Part volcano, part from a hospital 
laden with postcards & duffle bags.

Photographs, declaration as much
capsulated among places you swear 

you never lived: Iowa, Clear Lake 
where engines stutter in meadows 

& lie along the fence. These homes 
cough like a record of yellow land. 

Your story acts upon intelligence, 
first person or third? You’ve come 

to steal a plant, pinned the apology 
& returned it strong, seasons later. 

You are alive where the snow melts
back. A kind story that isn’t yours,

winter arriving even here or even 
flowers at the end of a snaking road.


The Friendly Confines 

To say that glaciers recede & go
fast as the absent foam of a cup

won’t peal the tone of Thursday. 
A bison dog will try, cold beers 

when between the first baseman
& man on first rests a butterfly

substituting players long dead. 
Thursday’s falsetto from tenors,

boys revisited as men who plug
rivalries of scorecard numbers. 

Seventeenth of June, an anthem
& seagulls twist into Thursdays

revolving like a banner, circling 
since our latest doubt of radiance. 

One summer not so terribly long ago, I left Portland, Oregon, drove the length of California, and turned left toward New England, where I would begin the MFA Program at the University of Massachusetts-Amherst. I plotted a number of  literary stops along the way, including the grave of Walt Whitman and, later that same day, the grave of William Carlos Williams. Mostly I took black and white photographs with a Pentax K1000 and, mostly, I left each setting as I’d found it. Near Williams’ stone, however, I noticed a broken, wooden handle that once completed a gardening trowel. For whatever reason—Heaney’s “Digging” comes to mind now (it didn’t then)—I returned to my overloaded Volvo and added that relic to what then constituted my life’s belongings.

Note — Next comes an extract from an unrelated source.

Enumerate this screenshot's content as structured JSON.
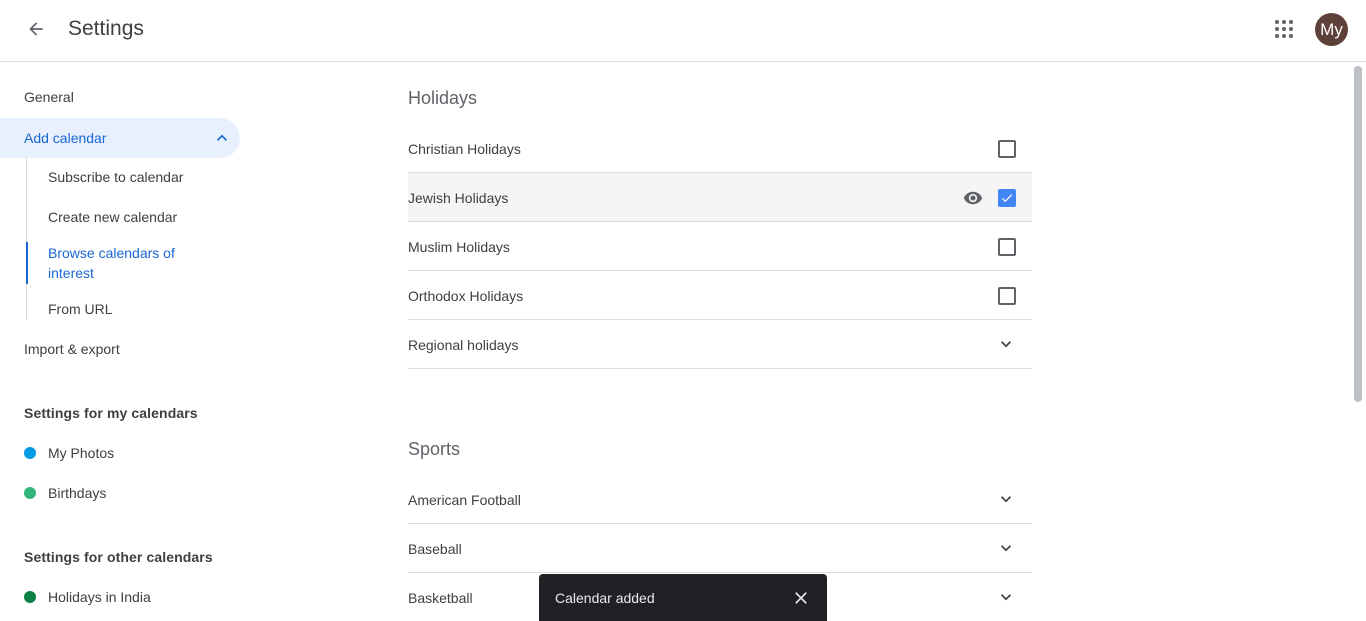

Michael Robins is the author of three collections of poetry, most recently Ladies & Gentlemen (Saturnalia Books, 2011) and In Memory of Brilliance & Value (Saturnalia Books, 2015). He teaches literature and creative writing at Columbia College Chicago. For more information, visit